▶ [What is needed]: Check every line of the entries that follow, and copy the ones containing "layout".

──────── Task inputs ────────

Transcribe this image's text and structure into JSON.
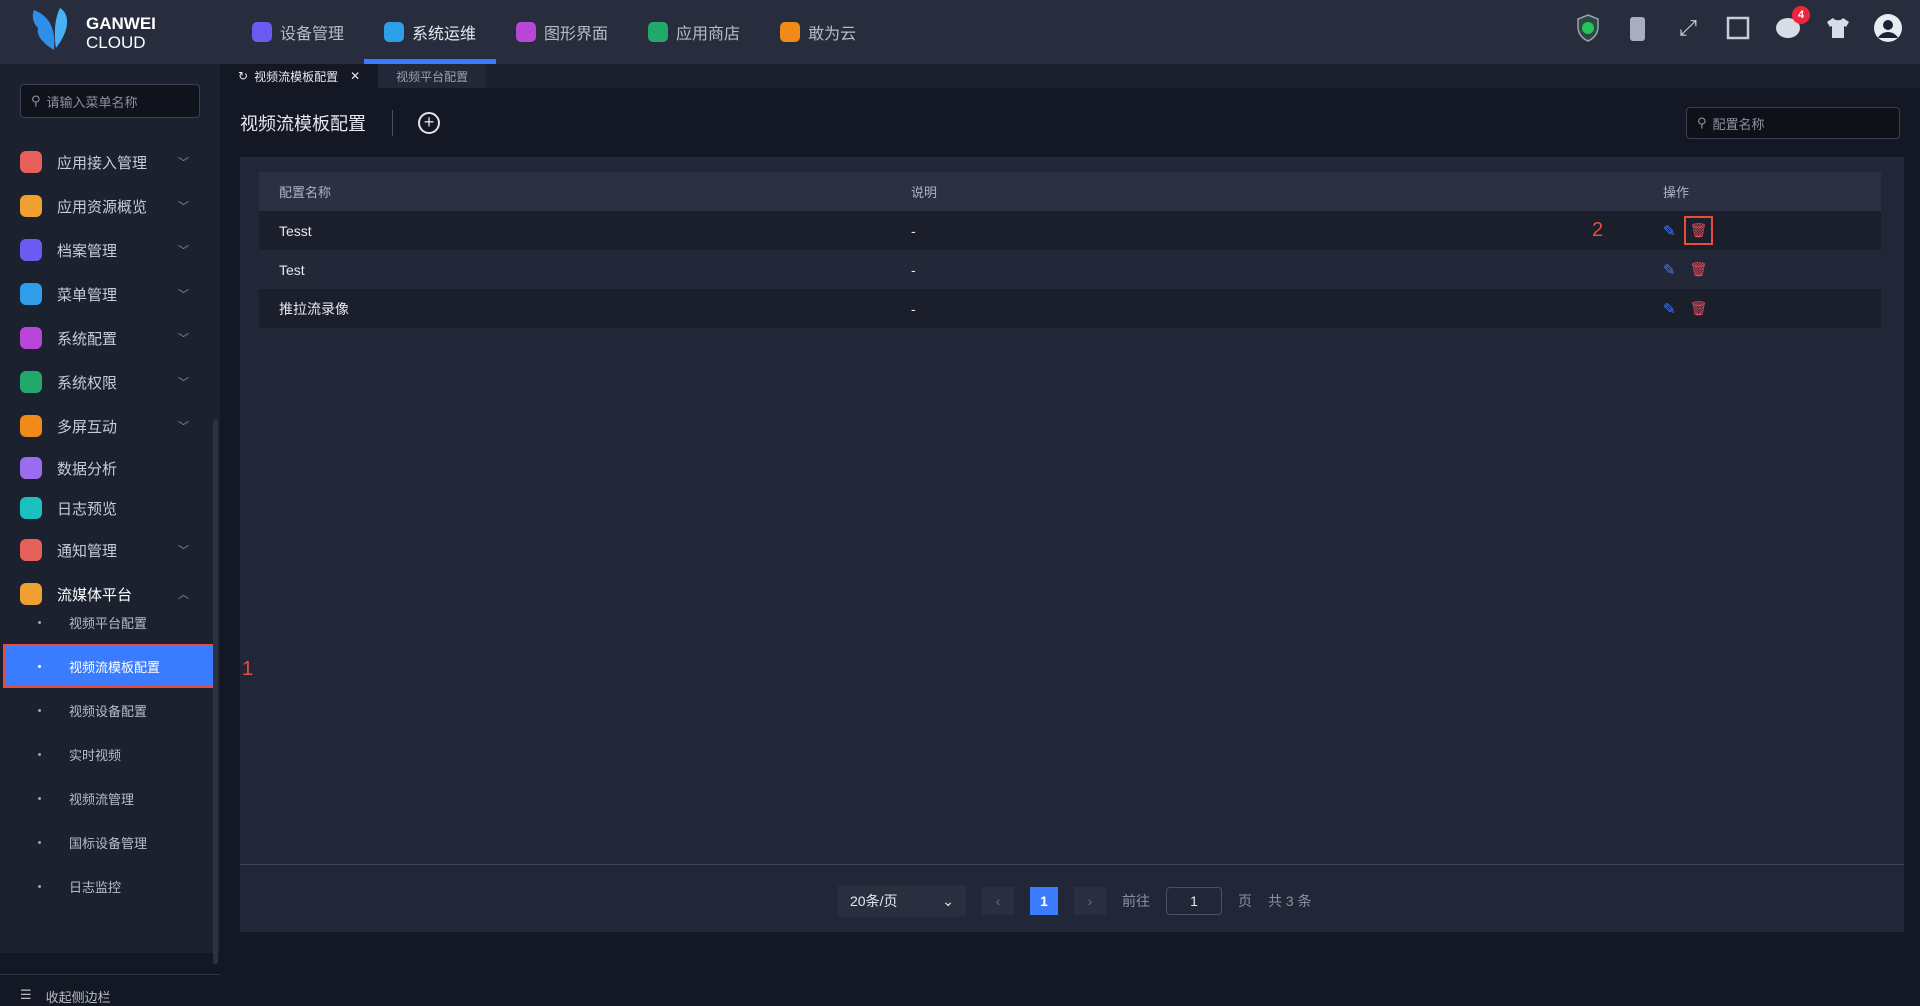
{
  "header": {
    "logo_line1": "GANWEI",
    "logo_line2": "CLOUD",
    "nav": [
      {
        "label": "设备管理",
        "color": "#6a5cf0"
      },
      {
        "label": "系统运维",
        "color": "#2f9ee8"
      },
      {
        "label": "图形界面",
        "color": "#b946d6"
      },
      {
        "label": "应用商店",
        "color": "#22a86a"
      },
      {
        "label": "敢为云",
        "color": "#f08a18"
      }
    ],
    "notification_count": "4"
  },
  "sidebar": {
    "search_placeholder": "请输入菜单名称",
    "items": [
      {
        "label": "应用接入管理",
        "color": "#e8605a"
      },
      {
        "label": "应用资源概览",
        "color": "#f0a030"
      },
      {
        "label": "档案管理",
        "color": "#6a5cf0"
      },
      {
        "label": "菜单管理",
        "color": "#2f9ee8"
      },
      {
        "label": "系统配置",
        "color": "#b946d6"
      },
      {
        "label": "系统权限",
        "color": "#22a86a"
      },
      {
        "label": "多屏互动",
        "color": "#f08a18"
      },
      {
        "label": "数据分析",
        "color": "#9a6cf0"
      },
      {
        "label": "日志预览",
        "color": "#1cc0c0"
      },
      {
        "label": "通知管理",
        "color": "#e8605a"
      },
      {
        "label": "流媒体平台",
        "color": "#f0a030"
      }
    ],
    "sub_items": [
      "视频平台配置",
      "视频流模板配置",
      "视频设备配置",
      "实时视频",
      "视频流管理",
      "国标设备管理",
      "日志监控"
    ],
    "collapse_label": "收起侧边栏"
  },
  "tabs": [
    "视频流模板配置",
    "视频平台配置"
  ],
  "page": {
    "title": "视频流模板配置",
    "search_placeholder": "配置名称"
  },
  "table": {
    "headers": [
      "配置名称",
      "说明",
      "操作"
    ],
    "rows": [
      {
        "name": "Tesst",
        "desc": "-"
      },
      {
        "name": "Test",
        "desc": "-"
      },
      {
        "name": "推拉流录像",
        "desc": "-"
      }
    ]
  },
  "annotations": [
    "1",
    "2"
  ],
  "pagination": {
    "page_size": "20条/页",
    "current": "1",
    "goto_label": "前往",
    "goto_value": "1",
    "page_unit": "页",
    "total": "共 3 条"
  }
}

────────
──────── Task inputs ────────

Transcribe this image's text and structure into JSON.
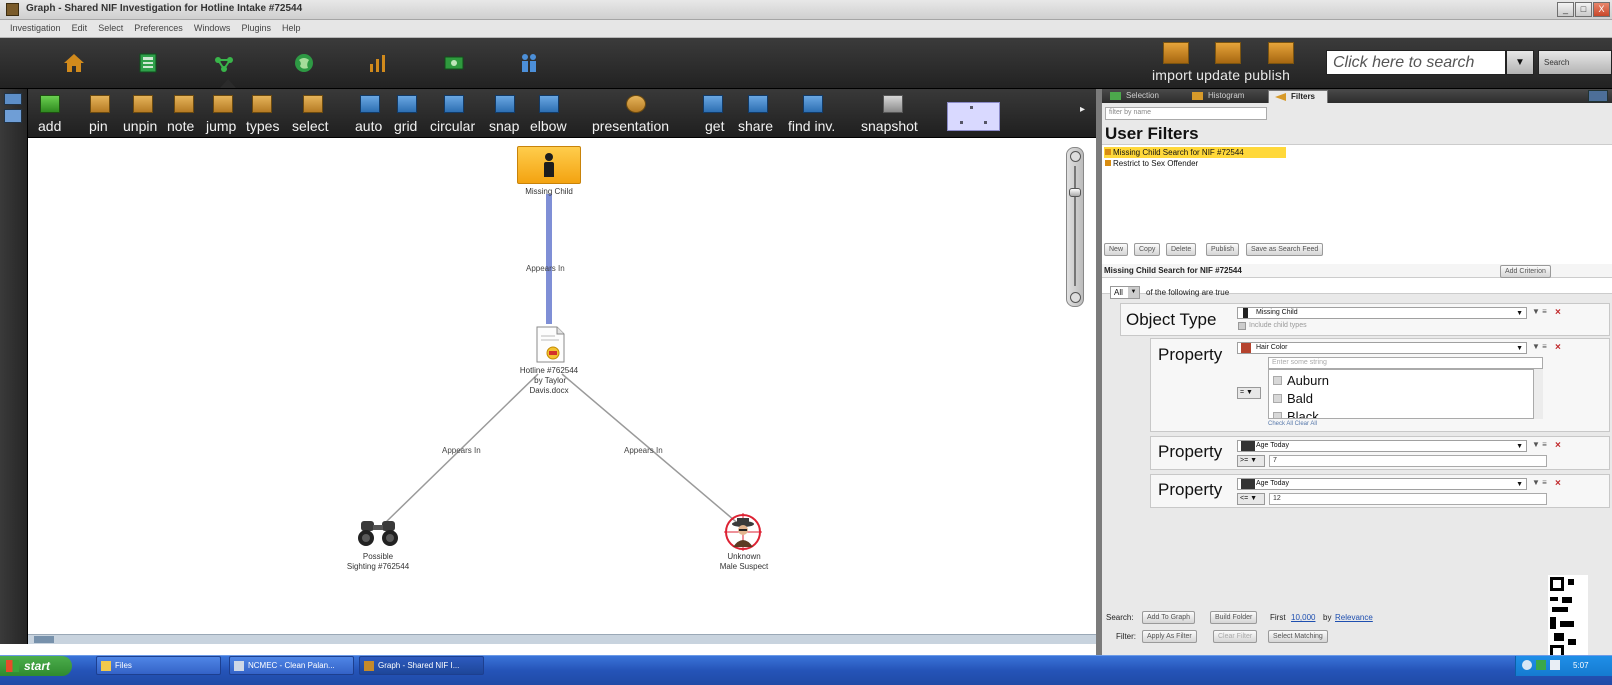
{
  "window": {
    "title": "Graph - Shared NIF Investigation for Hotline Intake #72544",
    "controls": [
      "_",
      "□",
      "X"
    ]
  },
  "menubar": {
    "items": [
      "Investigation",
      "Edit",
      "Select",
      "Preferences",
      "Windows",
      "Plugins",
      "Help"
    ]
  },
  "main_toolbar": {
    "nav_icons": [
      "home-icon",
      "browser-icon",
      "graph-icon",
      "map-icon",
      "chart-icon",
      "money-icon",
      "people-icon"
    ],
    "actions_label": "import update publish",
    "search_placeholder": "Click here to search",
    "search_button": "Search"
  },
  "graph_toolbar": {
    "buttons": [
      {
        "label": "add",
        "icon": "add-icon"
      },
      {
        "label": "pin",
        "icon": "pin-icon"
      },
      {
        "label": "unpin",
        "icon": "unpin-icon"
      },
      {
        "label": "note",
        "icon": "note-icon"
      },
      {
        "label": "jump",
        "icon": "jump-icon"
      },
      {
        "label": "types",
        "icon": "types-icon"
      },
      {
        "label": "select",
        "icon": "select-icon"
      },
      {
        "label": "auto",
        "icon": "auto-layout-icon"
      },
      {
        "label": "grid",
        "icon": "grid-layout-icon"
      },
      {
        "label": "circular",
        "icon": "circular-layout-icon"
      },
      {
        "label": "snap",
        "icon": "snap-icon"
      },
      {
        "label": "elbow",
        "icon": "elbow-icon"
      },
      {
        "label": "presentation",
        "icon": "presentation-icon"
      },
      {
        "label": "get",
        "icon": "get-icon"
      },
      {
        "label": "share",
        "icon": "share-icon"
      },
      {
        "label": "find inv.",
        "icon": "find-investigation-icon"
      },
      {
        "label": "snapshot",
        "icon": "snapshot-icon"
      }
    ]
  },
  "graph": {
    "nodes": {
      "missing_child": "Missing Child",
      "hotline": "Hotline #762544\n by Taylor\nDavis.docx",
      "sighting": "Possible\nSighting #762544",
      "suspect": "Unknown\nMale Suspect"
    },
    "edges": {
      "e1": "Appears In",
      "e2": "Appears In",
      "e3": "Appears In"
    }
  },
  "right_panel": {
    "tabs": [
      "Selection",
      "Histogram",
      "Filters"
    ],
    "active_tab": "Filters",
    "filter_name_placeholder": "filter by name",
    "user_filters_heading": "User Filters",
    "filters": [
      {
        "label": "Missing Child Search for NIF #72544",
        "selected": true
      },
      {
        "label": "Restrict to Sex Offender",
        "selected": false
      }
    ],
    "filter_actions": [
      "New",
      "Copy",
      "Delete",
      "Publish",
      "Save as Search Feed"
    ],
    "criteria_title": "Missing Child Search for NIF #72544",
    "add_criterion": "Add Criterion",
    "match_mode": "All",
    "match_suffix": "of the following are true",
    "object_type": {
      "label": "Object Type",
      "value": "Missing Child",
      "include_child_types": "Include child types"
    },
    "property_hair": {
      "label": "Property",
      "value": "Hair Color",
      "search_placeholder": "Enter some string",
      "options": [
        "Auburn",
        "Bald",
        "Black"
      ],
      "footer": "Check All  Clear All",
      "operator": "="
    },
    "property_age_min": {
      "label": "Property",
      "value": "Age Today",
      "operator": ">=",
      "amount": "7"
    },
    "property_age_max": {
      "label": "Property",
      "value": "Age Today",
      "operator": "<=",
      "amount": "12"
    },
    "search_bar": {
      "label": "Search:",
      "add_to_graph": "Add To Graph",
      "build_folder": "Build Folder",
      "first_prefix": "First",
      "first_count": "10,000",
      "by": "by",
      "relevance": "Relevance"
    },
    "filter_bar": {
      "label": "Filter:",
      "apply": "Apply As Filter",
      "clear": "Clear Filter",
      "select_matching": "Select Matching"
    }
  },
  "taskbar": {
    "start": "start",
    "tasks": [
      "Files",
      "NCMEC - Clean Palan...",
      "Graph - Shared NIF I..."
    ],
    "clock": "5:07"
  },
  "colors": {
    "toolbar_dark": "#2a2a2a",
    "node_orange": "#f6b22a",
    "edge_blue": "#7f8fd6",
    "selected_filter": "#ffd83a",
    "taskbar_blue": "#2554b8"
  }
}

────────

▶ [Reply to the task]:
        "icon": "auto-layout-icon"
        "icon": "grid-layout-icon"
        "icon": "circular-layout-icon"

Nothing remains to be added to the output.